My high school journalism teacher, who happened to be an African-American woman in a newly integrated school, was a very maternal lady who took a great personal interest in her students. She surprised me by recognizing a talent in me that I did not see in myself — a talent for writing and reporting — and appointed me co-editor of the school paper, giving me a chance to exercise some leadership in the school. She led us on field trips to a major metropolitan newspaper, where we met “famous” regional journalists and could envision ourselves working beside them one day.
Student media helped bring the students together under a common identity. While some students may still have had the mindset of segregationists, that they were still going to an all-white or all-black school, student media reported on the election of a black student body president, and the support he received from white students. He talked of his desire to unify the student body, black and white.

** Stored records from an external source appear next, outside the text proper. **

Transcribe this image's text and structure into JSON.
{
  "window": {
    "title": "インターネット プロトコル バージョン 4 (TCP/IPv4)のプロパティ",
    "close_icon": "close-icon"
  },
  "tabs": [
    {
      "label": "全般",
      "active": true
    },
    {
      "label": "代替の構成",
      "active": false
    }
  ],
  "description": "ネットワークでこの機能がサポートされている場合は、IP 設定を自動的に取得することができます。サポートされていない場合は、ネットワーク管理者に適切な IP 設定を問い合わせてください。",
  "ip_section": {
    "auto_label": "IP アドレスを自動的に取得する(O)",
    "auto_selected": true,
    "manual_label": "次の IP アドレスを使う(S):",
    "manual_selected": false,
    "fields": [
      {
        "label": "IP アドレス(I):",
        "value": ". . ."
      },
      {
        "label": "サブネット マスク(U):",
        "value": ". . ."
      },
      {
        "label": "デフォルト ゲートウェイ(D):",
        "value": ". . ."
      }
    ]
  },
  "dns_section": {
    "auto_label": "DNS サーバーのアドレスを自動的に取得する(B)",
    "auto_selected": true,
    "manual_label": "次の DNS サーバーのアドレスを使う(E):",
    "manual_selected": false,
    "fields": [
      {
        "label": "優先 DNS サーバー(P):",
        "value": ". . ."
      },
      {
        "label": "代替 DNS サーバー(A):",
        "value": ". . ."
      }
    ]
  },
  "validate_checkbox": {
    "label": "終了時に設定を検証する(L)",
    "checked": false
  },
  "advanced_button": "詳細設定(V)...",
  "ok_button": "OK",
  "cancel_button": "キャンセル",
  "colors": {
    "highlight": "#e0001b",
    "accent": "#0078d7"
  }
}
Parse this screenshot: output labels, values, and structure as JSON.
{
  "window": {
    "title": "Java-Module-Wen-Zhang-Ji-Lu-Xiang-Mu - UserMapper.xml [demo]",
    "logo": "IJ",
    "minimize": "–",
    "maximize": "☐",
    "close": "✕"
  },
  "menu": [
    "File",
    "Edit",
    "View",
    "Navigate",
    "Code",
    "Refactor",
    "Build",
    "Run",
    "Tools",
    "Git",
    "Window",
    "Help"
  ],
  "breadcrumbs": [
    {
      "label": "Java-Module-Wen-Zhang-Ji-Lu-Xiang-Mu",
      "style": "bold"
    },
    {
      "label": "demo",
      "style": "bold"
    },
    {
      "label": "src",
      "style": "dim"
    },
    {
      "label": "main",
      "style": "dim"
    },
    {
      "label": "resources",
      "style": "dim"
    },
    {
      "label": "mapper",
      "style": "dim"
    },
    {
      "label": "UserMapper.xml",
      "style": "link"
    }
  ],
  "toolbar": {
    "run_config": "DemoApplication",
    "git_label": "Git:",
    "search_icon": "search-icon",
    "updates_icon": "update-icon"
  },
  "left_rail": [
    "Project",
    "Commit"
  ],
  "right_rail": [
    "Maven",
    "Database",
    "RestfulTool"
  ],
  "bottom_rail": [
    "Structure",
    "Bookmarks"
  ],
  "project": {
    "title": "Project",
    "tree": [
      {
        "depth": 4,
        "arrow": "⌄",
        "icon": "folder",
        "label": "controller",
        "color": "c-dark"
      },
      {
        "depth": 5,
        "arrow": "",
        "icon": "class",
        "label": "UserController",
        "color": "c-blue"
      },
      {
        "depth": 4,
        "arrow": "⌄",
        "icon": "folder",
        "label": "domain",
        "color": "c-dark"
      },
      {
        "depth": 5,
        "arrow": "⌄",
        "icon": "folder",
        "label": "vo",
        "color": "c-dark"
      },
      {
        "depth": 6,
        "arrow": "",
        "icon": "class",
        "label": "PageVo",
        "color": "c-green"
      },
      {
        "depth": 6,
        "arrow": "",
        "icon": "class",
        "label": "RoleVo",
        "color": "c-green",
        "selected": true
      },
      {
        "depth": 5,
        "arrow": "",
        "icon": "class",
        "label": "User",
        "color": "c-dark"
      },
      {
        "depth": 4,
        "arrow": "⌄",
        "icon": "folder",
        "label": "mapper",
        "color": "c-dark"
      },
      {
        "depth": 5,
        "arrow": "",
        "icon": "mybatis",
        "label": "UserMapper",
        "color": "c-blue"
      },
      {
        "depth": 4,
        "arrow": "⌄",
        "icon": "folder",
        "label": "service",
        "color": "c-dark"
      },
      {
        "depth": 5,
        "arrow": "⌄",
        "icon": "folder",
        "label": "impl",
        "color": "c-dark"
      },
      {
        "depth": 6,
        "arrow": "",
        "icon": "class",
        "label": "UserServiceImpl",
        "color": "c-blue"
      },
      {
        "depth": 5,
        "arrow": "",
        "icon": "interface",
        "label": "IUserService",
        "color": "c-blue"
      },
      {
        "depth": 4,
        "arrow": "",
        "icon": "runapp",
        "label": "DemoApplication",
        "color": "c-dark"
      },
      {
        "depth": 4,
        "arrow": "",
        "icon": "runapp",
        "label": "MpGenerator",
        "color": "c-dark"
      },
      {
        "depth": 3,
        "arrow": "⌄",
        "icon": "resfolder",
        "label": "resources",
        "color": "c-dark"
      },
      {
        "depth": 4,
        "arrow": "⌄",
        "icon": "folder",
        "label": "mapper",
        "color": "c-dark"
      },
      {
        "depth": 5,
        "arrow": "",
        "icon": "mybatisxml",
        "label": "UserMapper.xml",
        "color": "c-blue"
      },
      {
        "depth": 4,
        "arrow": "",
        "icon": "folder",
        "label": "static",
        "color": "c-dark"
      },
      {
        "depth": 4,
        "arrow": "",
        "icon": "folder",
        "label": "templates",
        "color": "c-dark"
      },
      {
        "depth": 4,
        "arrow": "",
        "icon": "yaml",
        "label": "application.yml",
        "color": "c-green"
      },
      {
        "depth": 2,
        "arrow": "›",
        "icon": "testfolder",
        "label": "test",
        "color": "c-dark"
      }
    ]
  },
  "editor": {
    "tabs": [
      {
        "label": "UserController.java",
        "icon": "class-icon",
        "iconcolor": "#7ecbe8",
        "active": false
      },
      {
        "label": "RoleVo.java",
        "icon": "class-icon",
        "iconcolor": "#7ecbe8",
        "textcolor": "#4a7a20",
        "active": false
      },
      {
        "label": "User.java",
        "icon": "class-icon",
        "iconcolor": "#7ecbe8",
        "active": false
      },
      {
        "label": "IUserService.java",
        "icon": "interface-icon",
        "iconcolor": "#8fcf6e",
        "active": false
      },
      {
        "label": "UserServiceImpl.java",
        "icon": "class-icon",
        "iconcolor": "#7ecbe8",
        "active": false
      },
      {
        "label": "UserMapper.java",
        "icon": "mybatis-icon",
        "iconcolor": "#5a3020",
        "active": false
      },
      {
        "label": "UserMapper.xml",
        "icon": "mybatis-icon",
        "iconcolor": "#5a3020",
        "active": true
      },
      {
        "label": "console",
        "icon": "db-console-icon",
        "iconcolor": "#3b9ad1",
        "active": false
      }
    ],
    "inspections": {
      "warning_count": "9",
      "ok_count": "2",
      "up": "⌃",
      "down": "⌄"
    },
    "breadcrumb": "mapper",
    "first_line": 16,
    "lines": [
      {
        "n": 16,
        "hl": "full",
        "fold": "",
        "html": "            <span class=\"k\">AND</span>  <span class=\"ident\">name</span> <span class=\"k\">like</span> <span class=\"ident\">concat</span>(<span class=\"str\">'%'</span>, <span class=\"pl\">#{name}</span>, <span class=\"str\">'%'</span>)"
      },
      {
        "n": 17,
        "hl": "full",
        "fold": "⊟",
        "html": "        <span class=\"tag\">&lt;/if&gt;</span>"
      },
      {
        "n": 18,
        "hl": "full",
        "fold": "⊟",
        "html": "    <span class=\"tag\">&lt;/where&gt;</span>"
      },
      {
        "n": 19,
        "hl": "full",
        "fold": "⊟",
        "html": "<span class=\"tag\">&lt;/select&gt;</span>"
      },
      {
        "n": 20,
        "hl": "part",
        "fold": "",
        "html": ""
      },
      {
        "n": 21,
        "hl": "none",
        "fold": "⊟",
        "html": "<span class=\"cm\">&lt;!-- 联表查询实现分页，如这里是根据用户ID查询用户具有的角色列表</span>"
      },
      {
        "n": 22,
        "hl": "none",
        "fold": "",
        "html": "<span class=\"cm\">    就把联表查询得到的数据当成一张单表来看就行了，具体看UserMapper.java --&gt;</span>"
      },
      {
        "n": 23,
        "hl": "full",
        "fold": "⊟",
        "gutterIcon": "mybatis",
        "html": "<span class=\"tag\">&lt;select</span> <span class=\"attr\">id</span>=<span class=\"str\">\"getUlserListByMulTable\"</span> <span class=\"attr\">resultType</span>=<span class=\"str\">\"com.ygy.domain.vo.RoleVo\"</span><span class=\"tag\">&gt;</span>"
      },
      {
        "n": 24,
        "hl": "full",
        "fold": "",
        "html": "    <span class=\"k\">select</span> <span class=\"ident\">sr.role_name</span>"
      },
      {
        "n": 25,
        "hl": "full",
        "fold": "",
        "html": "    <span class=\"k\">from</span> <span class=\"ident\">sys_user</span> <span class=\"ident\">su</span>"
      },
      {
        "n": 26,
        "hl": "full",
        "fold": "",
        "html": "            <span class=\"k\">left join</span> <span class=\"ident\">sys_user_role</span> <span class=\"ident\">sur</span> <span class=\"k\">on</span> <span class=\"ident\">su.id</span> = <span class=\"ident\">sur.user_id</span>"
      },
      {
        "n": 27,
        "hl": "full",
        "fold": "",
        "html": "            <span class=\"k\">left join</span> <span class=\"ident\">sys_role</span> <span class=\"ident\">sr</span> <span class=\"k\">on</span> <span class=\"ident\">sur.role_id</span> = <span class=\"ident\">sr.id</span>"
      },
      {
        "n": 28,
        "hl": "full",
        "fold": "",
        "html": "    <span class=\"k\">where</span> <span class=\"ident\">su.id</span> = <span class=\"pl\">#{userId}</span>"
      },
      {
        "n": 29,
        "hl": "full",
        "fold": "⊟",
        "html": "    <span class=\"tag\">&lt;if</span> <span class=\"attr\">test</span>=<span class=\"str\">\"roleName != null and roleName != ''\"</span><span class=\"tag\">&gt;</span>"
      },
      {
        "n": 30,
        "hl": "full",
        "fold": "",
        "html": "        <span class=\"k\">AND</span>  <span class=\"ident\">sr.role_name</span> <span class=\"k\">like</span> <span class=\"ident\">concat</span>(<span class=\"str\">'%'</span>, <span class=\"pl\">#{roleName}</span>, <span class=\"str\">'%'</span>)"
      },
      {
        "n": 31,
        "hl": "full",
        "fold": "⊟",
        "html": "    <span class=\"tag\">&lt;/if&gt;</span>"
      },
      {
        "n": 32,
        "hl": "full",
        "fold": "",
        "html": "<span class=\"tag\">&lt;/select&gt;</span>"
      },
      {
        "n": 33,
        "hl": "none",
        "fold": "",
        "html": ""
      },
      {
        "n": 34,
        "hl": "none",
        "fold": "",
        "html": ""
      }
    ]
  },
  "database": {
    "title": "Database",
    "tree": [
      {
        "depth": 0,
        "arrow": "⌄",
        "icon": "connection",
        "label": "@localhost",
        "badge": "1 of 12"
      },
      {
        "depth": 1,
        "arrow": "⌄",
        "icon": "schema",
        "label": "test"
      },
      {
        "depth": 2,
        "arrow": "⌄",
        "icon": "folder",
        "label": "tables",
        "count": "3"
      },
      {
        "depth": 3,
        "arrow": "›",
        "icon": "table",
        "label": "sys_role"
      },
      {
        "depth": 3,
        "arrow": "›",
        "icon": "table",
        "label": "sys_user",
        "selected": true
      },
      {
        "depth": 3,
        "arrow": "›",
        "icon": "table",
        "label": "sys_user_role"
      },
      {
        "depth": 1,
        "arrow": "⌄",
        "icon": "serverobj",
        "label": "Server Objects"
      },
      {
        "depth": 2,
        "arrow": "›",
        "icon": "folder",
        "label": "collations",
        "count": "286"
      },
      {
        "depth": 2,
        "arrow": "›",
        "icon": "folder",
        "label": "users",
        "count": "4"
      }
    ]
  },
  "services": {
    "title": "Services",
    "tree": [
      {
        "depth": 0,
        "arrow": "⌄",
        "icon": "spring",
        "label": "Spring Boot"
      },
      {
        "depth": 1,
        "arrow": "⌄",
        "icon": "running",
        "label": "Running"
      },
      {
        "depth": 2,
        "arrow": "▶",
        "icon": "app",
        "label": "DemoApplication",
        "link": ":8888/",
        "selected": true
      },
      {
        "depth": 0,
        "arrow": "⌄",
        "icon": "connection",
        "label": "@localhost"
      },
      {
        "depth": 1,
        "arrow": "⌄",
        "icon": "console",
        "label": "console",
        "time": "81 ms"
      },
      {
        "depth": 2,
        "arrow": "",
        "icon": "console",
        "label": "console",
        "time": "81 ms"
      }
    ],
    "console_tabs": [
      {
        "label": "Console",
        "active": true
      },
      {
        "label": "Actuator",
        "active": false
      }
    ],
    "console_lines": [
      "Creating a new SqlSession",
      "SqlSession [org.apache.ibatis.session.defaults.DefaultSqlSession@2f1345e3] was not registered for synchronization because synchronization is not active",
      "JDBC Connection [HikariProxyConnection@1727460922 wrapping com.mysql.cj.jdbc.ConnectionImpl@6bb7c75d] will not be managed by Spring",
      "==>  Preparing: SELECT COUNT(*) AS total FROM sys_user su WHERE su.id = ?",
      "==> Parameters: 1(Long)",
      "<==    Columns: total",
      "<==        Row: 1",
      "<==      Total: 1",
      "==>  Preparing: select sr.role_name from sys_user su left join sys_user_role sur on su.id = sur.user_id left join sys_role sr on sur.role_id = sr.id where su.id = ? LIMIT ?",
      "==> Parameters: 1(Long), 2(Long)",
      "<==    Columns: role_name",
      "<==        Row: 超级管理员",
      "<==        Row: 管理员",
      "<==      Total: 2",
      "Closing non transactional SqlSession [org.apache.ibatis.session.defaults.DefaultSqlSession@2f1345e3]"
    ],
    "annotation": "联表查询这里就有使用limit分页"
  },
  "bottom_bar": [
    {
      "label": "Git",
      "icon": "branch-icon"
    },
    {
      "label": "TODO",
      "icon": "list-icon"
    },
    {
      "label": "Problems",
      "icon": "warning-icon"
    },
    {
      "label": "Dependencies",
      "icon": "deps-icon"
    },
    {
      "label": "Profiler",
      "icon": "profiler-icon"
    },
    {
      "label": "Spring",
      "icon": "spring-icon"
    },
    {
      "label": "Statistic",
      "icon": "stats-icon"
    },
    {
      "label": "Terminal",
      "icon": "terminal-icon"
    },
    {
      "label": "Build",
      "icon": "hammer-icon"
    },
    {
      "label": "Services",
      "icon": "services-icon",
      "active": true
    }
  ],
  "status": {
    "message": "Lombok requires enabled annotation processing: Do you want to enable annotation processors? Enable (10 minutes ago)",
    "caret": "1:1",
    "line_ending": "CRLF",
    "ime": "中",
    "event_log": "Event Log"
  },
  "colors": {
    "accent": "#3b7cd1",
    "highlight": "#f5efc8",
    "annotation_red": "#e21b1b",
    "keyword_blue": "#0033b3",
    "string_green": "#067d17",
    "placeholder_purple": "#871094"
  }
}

The movie, “Remember the Titans” — how many of you have seen that? — reminded me of my high school years. A newly integrated high school, full of racial tension, overcomes prejudices to unite around sports. Student media covered it quite well.
Students wrote about field trips, often in a humorous way. They wrote about the volunteer projects they were involved in. I wrote about my experiences as a page in the state legislature in a way that ridiculed some of the antics there.
We also did surveys of students on issues taking place in the wider world. They had a chance to show they were following the news, and to think about and express their opinions on issues of war and peace, scandal and corruption, or other controversial issues.
Can you think of some issues you might poll students on?
I’m sure you’ve got stories — hundreds of stories — right here in Abu Dhabi that are just as compelling if not more compelling than the ones I can tell about life in my high school and university.
You may think student media is insignificant. But let me tell you something.
I’m on Facebook with old codgers who graduated from high school in the 1950s, 1960s and 1970s. You will not believe — or maybe you will — what these old codgers treasure. On Throwback Thursdays and other days, they frequently post pages from their yearbooks, articles and photos from their student newspapers about their exploits in football or basketball or baseball or student activism in high school or college that have been sitting in attics for half a century or more.
You don’t realize it, but you have the opportunity to create literature, documenting stories and capturing memories that will be cherished for a long time to come.
I tell you this because 20, 30, 40, or 50 years from now, just like the old codgers I observe on Facebook, you will cherish your memories of your high school and college days, and you really ought to work at preserving your memories and your stories. You all have unique stories to tell, and I hope this SPJ Day will inspire you to work on telling them.